> **WHAT YOU HAVE TO DO**: Across the entries below, the lines containing "value" should be counted and only their number returned.

(Items from an interface collection)
--
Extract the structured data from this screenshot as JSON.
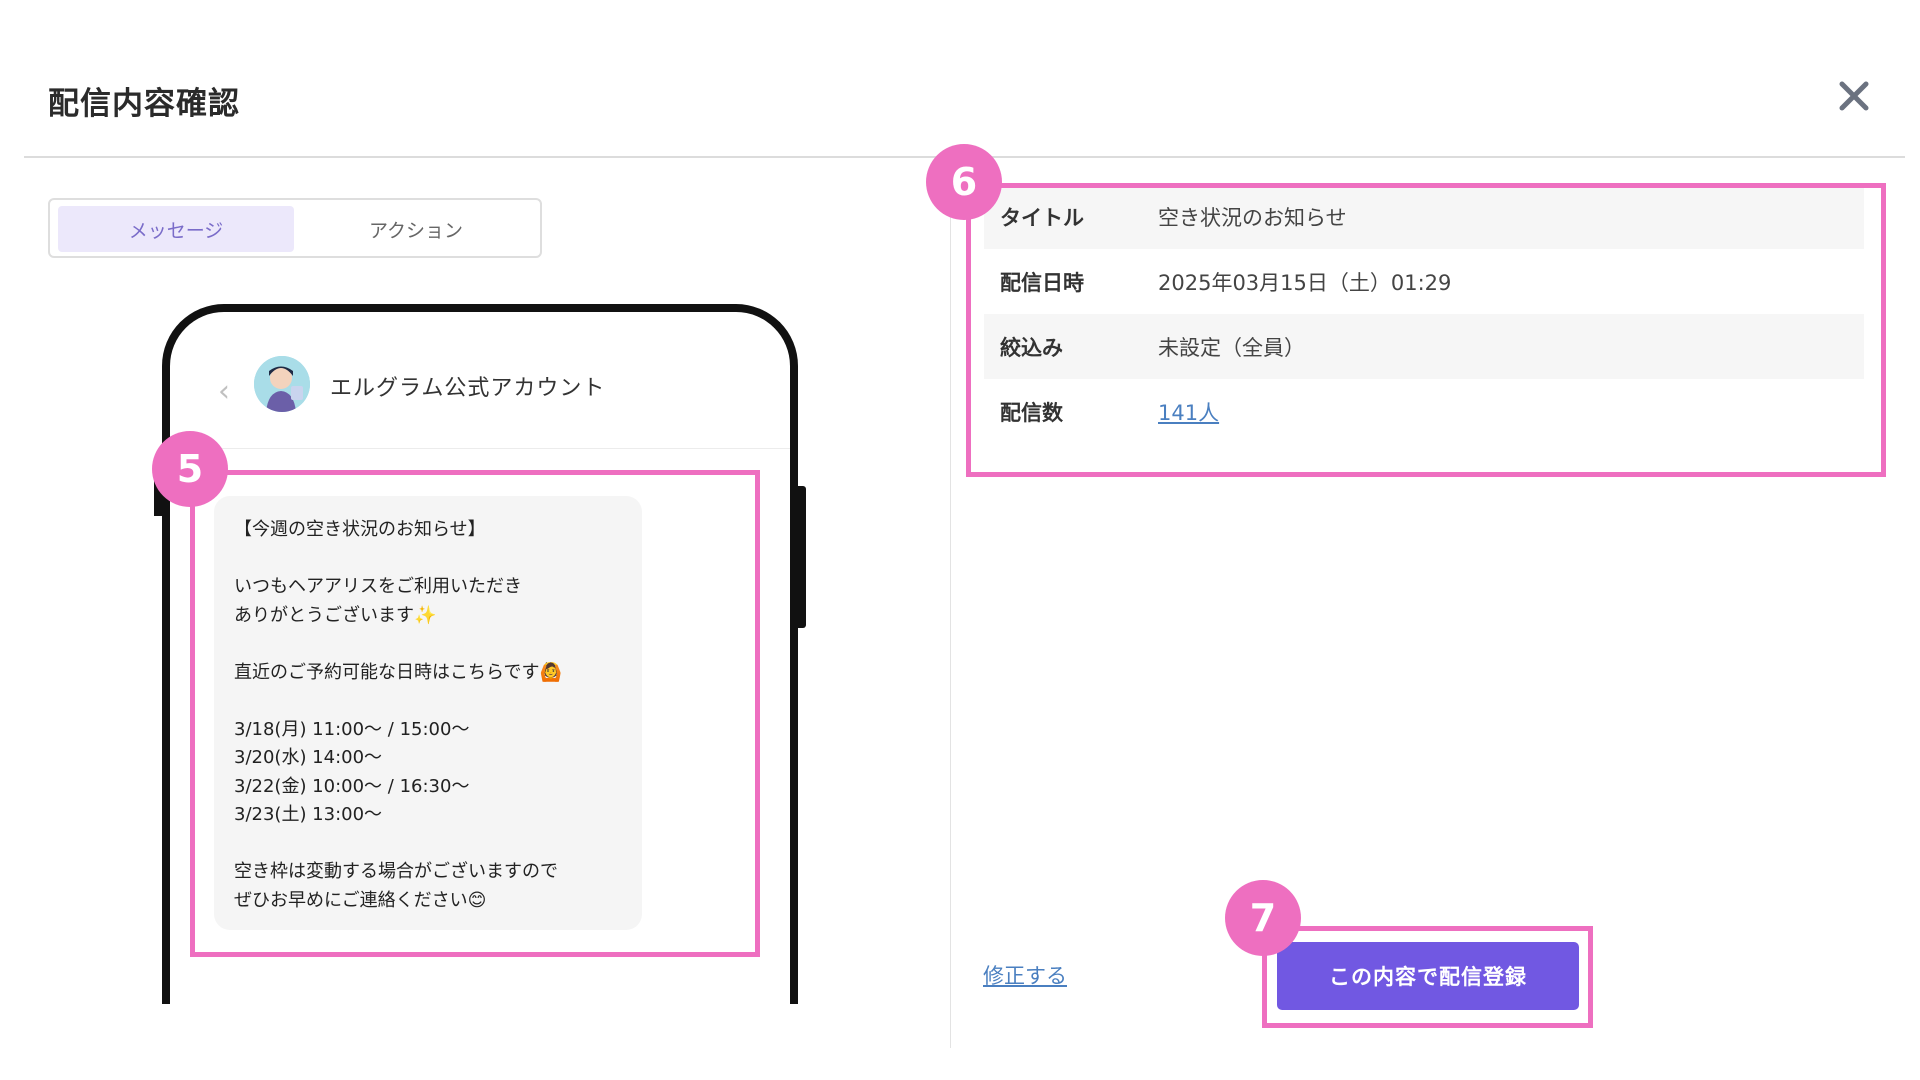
{
  "header": {
    "title": "配信内容確認"
  },
  "tabs": [
    {
      "label": "メッセージ",
      "active": true
    },
    {
      "label": "アクション",
      "active": false
    }
  ],
  "phone": {
    "account_name": "エルグラム公式アカウント",
    "message_lines": [
      "【今週の空き状況のお知らせ】",
      "",
      "いつもヘアアリスをご利用いただき",
      "ありがとうございます✨",
      "",
      "直近のご予約可能な日時はこちらです🙆",
      "",
      "3/18(月) 11:00〜 / 15:00〜",
      "3/20(水) 14:00〜",
      "3/22(金) 10:00〜 / 16:30〜",
      "3/23(土) 13:00〜",
      "",
      "空き枠は変動する場合がございますので",
      "ぜひお早めにご連絡ください😊"
    ]
  },
  "info": {
    "rows": [
      {
        "label": "タイトル",
        "value": "空き状況のお知らせ"
      },
      {
        "label": "配信日時",
        "value": "2025年03月15日（土）01:29"
      },
      {
        "label": "絞込み",
        "value": "未設定（全員）"
      },
      {
        "label": "配信数",
        "value": "141人"
      }
    ]
  },
  "footer": {
    "edit_label": "修正する",
    "submit_label": "この内容で配信登録"
  },
  "badges": {
    "message": "5",
    "info": "6",
    "submit": "7"
  },
  "colors": {
    "accent": "#7158e2",
    "highlight": "#ee6fc0",
    "link": "#4a7fc0",
    "tab_active_bg": "#ece8fb"
  },
  "icons": {
    "close": "close-icon",
    "back": "chevron-left-icon",
    "avatar": "account-avatar"
  }
}
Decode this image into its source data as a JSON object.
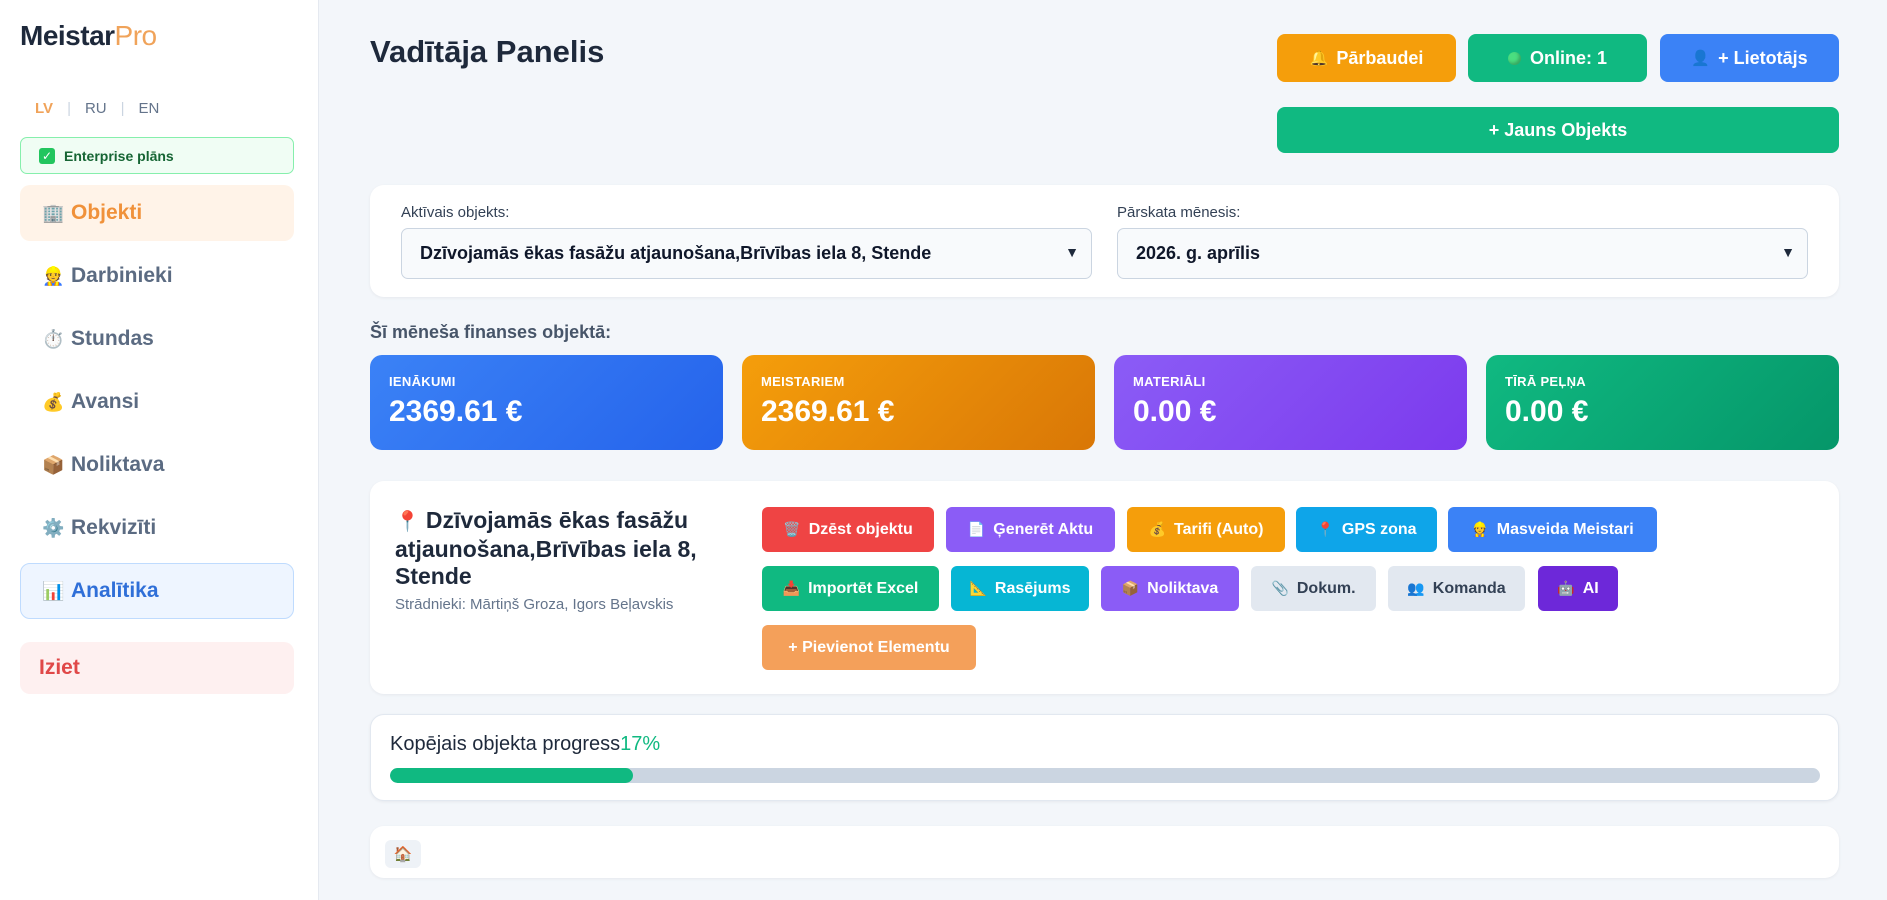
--
> **THE COMPLETED TASK**: 4